Lorde: from shadow to light

A priori, the names of his albums – pure heroin (2013), Melodrama (2017) and Solar energy (2021) – give a good idea of ​​the artistic trajectory, as if the New Zealander had gradually moved from shadow to light.

It stands to reason that Lorde is no longer the 15-year-old she was in 2012, when she created the song Royals that would make her famous worldwide. But after having seen her twice at festivals in Montreal (Osheaga 2014 and 2017), it was gratifying as possible to see her express her art and her creativity in a concert hall with a production worthy of the name.

Lord-of! Lord-of!

And she was expected, the one who was born Ella Marija Lani Yelich-O’Connor in Auckland, in 1996. In the minutes leading up to her arrival on stage, you could hear the crowd chanting her name or punctuating with shrill cries each volume drop. background music. To my right in row R, the three young women couldn’t wait any longer. In front of me, the spectator had come to the concert on crutches. It takes what it takes to see his favorite.

Turning off the lights at 8:42 p.m. blew up the decibel scale and the eardrum of my right ear (the three female spectators…), while the crowd of Lorde’s generation – overwhelmingly female – rose to never again sit down for more than an hour and a half.

The New Zealander made herself heard before being seen during Leader of a new regimeits silhouette being projected like a Chinese shadow through a large drum topped by a slender staircase whose shape, viewed at an angle, was reminiscent of the extremity of the lighting structures of the Place des Festivals.

Splendid staging
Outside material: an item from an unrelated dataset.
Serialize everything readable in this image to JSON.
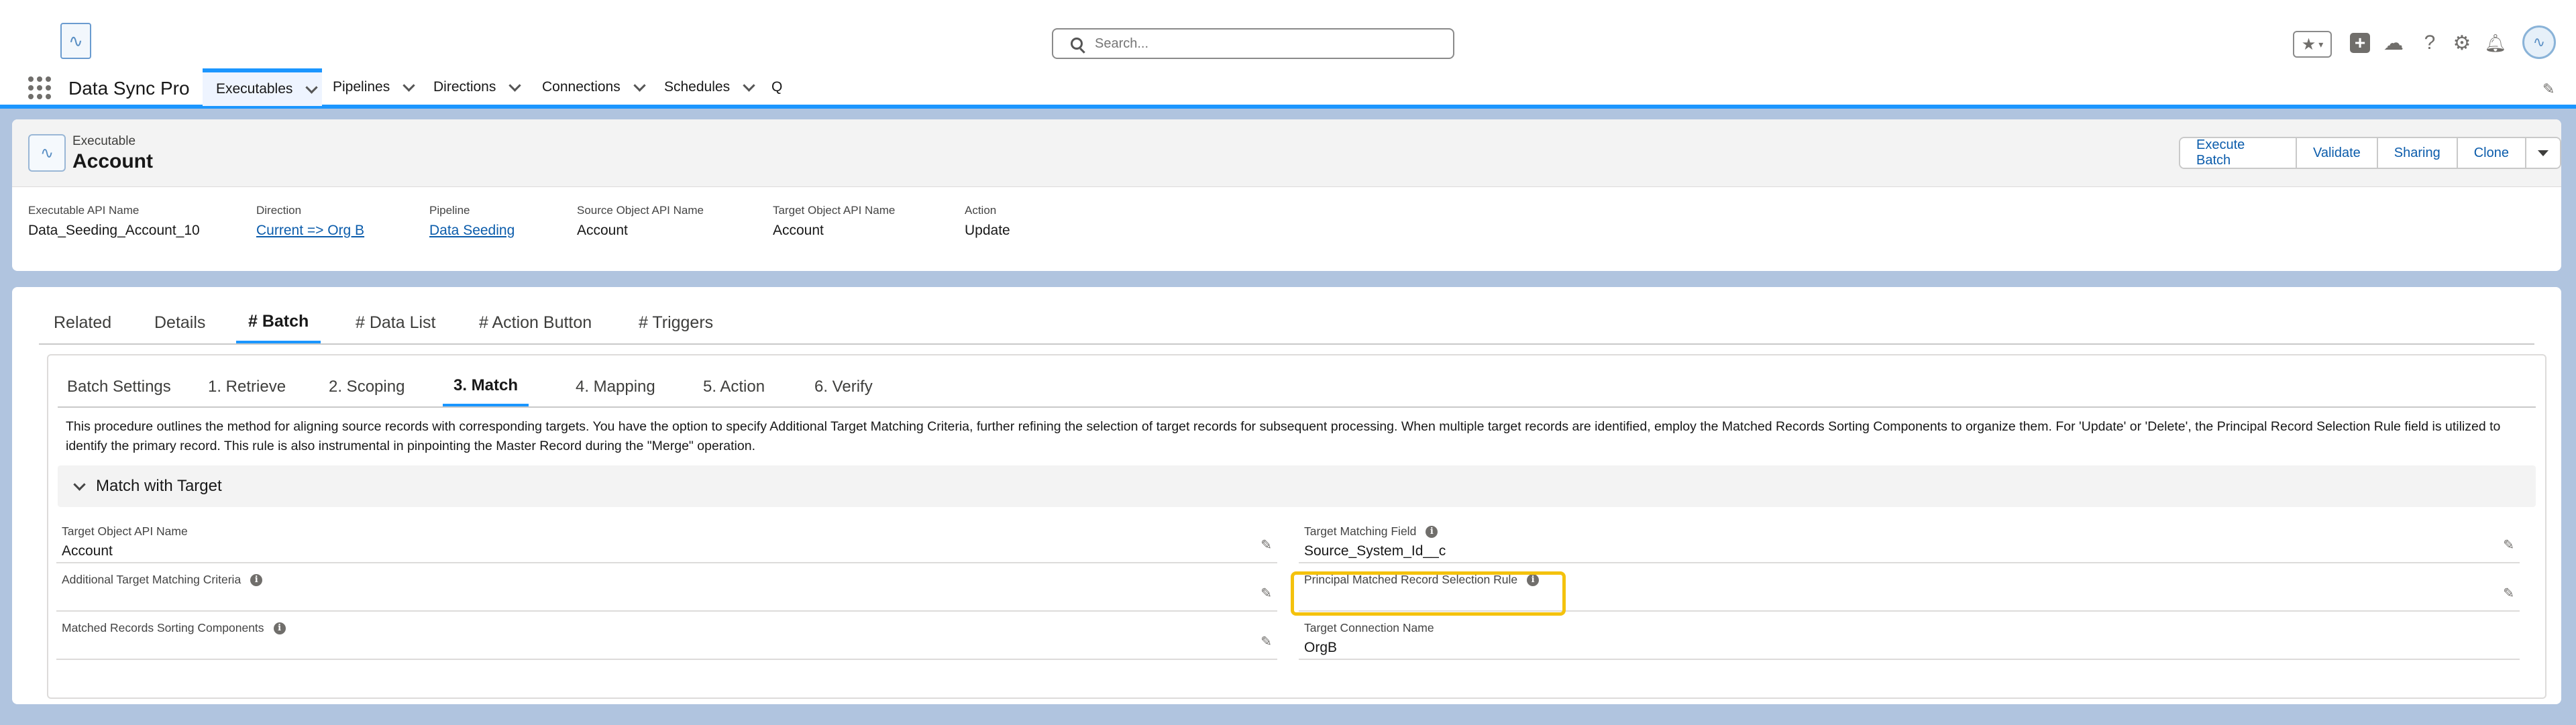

This duo of atypical shapes – one geometric, the other not – rested on a rotating platform which allowed Lorde a host of variants, presentation department: interpretations halfway up the staircase (Buzzcut Season), lying at the foot of the steps (California), lying on the steps (mood ring) or still others, with her musicians and singers behind her, as was the case for The path. And that’s without counting the two large fixed staircases on the sides of the stage on which took place musicians, musicians and singers. Great caliber of staging.

The show benefited from an elaborate staging.

Photo: Patrick Beaudry, SNAPePHOTO

It’s raining outside, but here you can see the sun. It is magic. You have no idea how happy I am to be heresaid the singer after a trio of songs.

The danger with any substantial production is that it sometimes risks eating out the artist. None of that here. The introverted and introspective Lorde of the beginnings gave way to a fulfilled artist who takes real pleasure in communicating her joie de vivre on stage in an environment worthy of the greats.

Those who saw the teenager almost ten years ago dancing wildly without any expression on her face could better measure the progress made. Lorde knows how to exercise restraint when the occasion calls for it, but she practically paces the stage from one end to the other during an invigorating rendition of Ribs.

From anxiety to pleasure

Visibly happy to be going on a world tour again this week – the concert in Montreal was only her third stopover – she saluted our city, which she seems to particularly appreciate, and she spoke of her relationship with the scene, sitting in the steps of his rotating staircase, during an acoustic segment that included Dominoes and Responsibility. The moment was reminiscent of Osheaga’s, this time in 2017, when she sat on stage to address the crowd in the pouring rain. Minus the rain, of course…

In the old days, it was fine on stage, but the hours before the concerts… I was terrified. This is no longer the case. The anxiety is over.

A keen observer of what is happening around her, the author-composer has long transposed bittersweet feelings into her songs, particularly on the relational level, which have attracted a young female audience who have recognized themselves in her.

On Thursday, almost all the songs – from now classics to the most recent – ​​were performed by a choir of some 3,000 voices from the floor to the depths of the final balcony of Salle Wilfrid-Pelletier. Solar energy Although it has been released since 2021, rarely do we attend a concert where new titles are so familiar.

Cut into three acts where Lorde changed clothes each time, from the casual opening outfit to a figure-hugging dress, then to a 1970s stamped pants-bustier set, the concert reached its climax with a triple punch. made up of Sober, Supercut and Perfect places. Funk lines and pulsations swept the room and the audience transformed the tall Wilfrid into a dance floor. All that was missing was the disco ball, well…

In the absence of a ball, it was the confetti that rained on the spectators in the final of Solar energy who set the table perfectly for a green light delirious where Lorde literally radiated happiness. She had kept for the reminder the essential Royals which she interpreted with a beam of light aimed at her, before concluding with another song from the first hour, Teamwhose lyrics – “ We’re on each other’s team — perfectly reflected his connection to the public.

If this concert proved to be a formidable tone in the ambient grayness, it also demonstrated that Lorde can defend on the boards a very different record from a stylistic point of view than her previous ones. And then, casually, the assumed 25-year-old woman she has become has retained the ardor of the 17-year-old teenager who had knocked us down so much in 2014.

Leave a Comment